Fed, Congress consider 2d stimulus program
The Federal Reserve and Congress are pushing out close to $1 trillion to repair the nation's financial system and to encourage lending. But that is not enough to revive the economy. Spending has to resume.
Consumers, however, have cut back sharply on their spending, in what will be the first quarterly decline in 17 years when the government tally is in for the third quarter. Business, in response, is shrinking its outlays for equipment, supplies, and personnel. And now dozens of state and city governments, their tax revenue falling short of expectations, are engaged in yet another round of cost-cutting.
To offset this shrinkage, and head off a severe recession, the Democratic leadership in Congress is "seriously considering" a large fiscal stimulus proposal, which would send a significant amount of money to states and cities. "We have to prop up consumption," Representative Barney Frank, a Newton Democrat and chairman of the House Financial Services Committee, said in an interview in which he revealed some of the details the party leadership was discussing.
The new proposal would be far greater than the $60 billion stimulus package the House passed in September, Frank said. The Senate has not acted on the bill, which was dwarfed in scope by the sums being pledged to Wall Street companies and commercial banks.
Congress, now in recess, would have to return after the November election to act on the proposal in a lame-duck session.
This new effort would be more diverse than the stimulus that Congress, with bipartisan support, approved this year and President Bush signed. That package, at a cost of $107 billion, mostly went to low- and moderate-income families, in the form of checks in the spring and early summer. Those checks lifted spending for a while, many economists concluded, and helped compensate consumers as gasoline prices surged. But an unknown amount was used to pay down debt or buy imports. Neither lifts output in this country.
Republicans embraced the last stimulus plan, and they might very well embrace another. But their long-held position has been that the best way to give the economy a boost is through tax cuts at the corporate and individual level. They also express concerns that some money funneled to the states would be spent inefficiently, for example on programs that would generate few jobs.

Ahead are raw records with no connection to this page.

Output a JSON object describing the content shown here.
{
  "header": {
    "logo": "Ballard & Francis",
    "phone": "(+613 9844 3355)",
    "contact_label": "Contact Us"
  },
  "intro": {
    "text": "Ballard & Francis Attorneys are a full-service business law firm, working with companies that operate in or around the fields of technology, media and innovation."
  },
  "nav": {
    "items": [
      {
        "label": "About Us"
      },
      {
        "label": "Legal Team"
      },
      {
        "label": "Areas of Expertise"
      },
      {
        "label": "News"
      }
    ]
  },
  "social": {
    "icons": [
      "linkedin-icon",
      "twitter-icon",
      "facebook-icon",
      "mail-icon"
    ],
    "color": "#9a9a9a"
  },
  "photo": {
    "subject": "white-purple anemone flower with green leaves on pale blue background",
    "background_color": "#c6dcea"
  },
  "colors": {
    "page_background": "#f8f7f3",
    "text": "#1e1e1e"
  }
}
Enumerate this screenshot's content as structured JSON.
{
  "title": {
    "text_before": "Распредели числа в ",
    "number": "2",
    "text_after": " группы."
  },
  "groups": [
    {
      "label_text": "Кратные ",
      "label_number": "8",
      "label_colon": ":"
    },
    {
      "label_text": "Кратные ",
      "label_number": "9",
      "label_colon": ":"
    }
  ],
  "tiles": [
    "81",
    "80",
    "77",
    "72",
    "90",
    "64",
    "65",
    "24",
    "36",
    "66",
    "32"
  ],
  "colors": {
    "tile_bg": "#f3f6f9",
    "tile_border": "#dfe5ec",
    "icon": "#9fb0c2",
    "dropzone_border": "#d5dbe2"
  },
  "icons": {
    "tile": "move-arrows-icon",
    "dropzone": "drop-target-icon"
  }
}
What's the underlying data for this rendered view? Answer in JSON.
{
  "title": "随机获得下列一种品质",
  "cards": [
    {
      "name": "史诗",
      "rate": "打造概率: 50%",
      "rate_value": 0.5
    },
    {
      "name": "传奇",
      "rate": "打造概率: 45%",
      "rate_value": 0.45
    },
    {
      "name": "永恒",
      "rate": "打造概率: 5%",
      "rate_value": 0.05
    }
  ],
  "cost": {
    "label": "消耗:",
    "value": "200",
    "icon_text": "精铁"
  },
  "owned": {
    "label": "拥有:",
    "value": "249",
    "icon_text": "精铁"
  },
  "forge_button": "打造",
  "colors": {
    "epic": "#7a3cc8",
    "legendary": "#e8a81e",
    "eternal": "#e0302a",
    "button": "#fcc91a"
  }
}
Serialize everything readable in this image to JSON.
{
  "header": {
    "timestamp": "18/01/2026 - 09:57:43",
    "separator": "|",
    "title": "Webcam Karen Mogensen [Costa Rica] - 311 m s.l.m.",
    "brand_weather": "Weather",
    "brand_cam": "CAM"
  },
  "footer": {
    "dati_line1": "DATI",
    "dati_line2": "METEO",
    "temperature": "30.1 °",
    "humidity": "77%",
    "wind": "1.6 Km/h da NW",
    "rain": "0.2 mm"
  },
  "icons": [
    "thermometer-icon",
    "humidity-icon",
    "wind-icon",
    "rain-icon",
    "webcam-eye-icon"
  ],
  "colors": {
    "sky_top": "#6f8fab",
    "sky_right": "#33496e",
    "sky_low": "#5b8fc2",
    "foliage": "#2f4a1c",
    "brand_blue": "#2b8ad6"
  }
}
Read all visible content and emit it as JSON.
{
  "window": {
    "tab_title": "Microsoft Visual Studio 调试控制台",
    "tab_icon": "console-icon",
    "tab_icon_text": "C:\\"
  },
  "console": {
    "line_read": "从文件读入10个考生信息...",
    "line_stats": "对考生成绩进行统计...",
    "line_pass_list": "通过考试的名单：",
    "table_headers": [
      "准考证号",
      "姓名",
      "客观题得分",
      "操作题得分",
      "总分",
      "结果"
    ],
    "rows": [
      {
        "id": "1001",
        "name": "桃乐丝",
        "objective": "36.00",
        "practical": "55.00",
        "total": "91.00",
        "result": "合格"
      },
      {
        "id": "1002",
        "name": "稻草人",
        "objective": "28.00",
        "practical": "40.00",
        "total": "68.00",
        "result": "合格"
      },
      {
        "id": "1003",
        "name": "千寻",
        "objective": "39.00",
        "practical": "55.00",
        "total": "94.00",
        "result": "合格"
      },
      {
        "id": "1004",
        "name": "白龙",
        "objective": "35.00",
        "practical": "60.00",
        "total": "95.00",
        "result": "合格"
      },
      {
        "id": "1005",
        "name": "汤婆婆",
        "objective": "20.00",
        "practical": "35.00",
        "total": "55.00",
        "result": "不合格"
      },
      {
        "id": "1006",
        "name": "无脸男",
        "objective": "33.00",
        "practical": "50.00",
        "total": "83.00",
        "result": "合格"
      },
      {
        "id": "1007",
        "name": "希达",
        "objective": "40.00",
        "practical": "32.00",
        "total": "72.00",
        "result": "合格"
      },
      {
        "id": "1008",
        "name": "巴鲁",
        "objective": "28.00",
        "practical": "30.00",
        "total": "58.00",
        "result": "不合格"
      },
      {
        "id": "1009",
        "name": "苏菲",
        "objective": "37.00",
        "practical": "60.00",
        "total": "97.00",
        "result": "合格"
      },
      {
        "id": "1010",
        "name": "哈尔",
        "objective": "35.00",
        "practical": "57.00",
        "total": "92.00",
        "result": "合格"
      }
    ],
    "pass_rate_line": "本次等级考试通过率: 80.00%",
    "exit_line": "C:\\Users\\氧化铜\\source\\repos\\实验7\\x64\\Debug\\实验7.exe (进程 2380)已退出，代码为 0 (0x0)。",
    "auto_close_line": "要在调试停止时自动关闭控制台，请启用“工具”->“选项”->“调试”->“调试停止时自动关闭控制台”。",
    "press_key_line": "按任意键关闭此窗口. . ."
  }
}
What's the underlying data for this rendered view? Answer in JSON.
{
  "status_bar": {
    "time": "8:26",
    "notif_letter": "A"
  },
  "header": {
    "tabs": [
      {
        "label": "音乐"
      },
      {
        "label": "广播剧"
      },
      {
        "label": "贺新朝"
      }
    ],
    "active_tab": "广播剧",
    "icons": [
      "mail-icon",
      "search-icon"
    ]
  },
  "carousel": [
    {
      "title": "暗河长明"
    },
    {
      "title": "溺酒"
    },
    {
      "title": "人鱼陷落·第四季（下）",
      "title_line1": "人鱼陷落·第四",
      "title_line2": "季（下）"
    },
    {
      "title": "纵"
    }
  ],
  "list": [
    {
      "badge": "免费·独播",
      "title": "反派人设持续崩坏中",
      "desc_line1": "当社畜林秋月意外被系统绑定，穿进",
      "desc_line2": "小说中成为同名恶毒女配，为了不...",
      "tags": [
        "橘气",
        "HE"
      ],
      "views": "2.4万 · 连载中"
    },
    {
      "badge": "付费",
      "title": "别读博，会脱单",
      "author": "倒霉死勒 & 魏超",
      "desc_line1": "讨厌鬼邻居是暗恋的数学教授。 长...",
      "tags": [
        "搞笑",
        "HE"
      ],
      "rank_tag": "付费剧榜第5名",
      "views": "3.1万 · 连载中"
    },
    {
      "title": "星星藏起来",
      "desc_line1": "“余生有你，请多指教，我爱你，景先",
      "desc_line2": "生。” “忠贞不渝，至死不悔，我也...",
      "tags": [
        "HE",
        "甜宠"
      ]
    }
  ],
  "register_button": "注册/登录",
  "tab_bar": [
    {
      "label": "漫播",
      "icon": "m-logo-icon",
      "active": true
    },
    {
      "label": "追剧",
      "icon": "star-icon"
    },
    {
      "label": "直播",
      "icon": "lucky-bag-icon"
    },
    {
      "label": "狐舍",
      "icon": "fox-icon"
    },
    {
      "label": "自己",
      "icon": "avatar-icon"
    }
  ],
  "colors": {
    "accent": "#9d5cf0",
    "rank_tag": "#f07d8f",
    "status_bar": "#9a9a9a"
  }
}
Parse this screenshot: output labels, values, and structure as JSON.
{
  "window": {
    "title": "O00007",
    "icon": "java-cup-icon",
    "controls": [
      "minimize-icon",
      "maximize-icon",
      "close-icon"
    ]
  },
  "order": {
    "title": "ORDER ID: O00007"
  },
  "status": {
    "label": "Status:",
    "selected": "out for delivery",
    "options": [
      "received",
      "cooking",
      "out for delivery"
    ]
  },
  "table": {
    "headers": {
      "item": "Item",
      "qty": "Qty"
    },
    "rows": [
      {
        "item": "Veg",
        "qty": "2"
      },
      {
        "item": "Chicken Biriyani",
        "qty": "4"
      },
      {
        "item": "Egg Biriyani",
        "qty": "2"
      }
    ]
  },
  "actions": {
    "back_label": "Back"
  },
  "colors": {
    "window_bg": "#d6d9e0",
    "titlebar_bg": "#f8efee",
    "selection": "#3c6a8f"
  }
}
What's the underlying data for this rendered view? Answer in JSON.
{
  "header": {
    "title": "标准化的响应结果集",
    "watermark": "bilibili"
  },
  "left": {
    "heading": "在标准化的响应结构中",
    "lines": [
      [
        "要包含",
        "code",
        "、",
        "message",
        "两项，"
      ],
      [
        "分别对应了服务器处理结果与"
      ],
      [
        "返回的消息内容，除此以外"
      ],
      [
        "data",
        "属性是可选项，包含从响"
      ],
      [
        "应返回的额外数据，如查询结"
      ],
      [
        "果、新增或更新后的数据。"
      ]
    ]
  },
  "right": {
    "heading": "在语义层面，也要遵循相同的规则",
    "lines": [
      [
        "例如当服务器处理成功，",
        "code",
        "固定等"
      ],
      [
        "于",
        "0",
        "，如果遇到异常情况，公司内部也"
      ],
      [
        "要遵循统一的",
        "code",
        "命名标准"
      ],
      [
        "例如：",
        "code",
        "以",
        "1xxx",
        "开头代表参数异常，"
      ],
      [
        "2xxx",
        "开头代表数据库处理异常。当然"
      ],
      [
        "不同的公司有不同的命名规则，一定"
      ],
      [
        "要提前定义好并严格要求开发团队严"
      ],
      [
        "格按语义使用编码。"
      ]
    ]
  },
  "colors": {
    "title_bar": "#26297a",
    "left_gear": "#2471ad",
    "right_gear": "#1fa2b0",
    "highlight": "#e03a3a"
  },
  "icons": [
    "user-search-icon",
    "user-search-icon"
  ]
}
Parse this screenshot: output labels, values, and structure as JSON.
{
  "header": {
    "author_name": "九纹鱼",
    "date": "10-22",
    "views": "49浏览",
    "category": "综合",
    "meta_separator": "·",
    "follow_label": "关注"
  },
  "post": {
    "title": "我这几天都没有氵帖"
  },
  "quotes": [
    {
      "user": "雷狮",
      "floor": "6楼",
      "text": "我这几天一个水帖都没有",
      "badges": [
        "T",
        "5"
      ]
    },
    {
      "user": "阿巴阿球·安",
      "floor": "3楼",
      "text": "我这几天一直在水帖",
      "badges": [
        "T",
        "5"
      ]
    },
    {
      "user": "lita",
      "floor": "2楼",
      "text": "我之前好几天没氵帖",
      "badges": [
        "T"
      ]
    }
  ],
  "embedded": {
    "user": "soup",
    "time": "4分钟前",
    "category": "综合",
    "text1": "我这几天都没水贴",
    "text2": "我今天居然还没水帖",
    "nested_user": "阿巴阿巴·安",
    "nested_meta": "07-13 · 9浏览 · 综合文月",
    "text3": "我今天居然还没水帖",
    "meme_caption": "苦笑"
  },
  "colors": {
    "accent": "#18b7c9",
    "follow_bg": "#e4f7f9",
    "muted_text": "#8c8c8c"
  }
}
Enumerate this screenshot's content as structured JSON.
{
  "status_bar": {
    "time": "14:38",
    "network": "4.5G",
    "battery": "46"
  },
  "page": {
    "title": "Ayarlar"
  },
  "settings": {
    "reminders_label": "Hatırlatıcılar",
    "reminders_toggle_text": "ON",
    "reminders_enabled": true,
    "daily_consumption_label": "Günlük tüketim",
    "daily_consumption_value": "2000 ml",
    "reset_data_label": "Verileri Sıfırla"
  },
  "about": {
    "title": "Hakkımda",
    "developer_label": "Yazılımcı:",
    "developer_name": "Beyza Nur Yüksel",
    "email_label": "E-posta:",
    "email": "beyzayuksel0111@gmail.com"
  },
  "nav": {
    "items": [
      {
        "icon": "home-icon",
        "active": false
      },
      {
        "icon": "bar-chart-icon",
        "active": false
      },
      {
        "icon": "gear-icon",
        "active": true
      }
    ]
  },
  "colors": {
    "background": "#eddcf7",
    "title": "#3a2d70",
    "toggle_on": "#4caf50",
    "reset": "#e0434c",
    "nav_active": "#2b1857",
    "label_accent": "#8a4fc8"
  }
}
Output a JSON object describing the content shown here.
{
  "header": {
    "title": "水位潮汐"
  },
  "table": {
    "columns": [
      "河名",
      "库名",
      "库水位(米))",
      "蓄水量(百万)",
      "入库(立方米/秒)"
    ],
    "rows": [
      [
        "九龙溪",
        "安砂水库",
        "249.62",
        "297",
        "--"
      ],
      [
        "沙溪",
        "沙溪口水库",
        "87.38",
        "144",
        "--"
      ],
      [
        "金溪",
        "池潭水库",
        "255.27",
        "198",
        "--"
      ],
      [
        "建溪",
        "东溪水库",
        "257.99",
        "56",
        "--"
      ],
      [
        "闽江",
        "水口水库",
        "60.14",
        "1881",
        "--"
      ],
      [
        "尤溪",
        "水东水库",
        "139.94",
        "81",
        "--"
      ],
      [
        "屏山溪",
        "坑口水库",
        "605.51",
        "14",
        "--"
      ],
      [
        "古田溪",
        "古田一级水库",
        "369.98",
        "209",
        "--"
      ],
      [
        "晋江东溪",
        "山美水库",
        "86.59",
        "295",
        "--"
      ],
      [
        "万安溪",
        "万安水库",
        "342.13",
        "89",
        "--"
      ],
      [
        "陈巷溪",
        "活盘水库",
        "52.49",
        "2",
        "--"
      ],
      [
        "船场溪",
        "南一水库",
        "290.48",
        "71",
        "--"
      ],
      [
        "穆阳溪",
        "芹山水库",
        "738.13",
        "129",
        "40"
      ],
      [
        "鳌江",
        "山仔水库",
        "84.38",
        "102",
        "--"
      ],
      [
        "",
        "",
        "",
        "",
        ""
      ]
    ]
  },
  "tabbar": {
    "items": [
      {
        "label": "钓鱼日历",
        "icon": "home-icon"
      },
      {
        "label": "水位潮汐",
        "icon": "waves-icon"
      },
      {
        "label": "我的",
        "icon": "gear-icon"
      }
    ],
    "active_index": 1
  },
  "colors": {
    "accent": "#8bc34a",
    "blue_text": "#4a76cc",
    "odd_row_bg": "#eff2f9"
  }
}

The Democratic proposal would provide tax relief in some form for families, the goal being to step up their spending, as the rebates were intended to do this year. In addition, unemployment insurance benefits would be extended beyond 39 weeks and the food stamp program would expand. Both would channel money to people who would probably spend every penny to meet their needs. But the biggest chunk, perhaps as much as $150 billion, would go to states and cities to sustain their everyday spending.
The rationale for another stimulus package, particularly one that helps the states and cities, is compelling for many economists. The nearly $1 trillion that Congress and the Federal Reserve are making available to the financial system is intended to make credit more available. That props up the supply side.
But to make the economy grow, or stop contracting, demand is required. Consumers, businesses, and governments need confidence to spend their own incomes or tap credit from a repaired financial system. In the case of states and cities whose revenue is shrinking, bigger federal subsidies would ease the need to cut so many jobs and services to balance their budgets.
"That is the whole rationale for giving money to the states and cities," said Alan S. Blinder, a Princeton University economist who served in the Clinton administration and also as vice chairman of the Federal Reserve Board.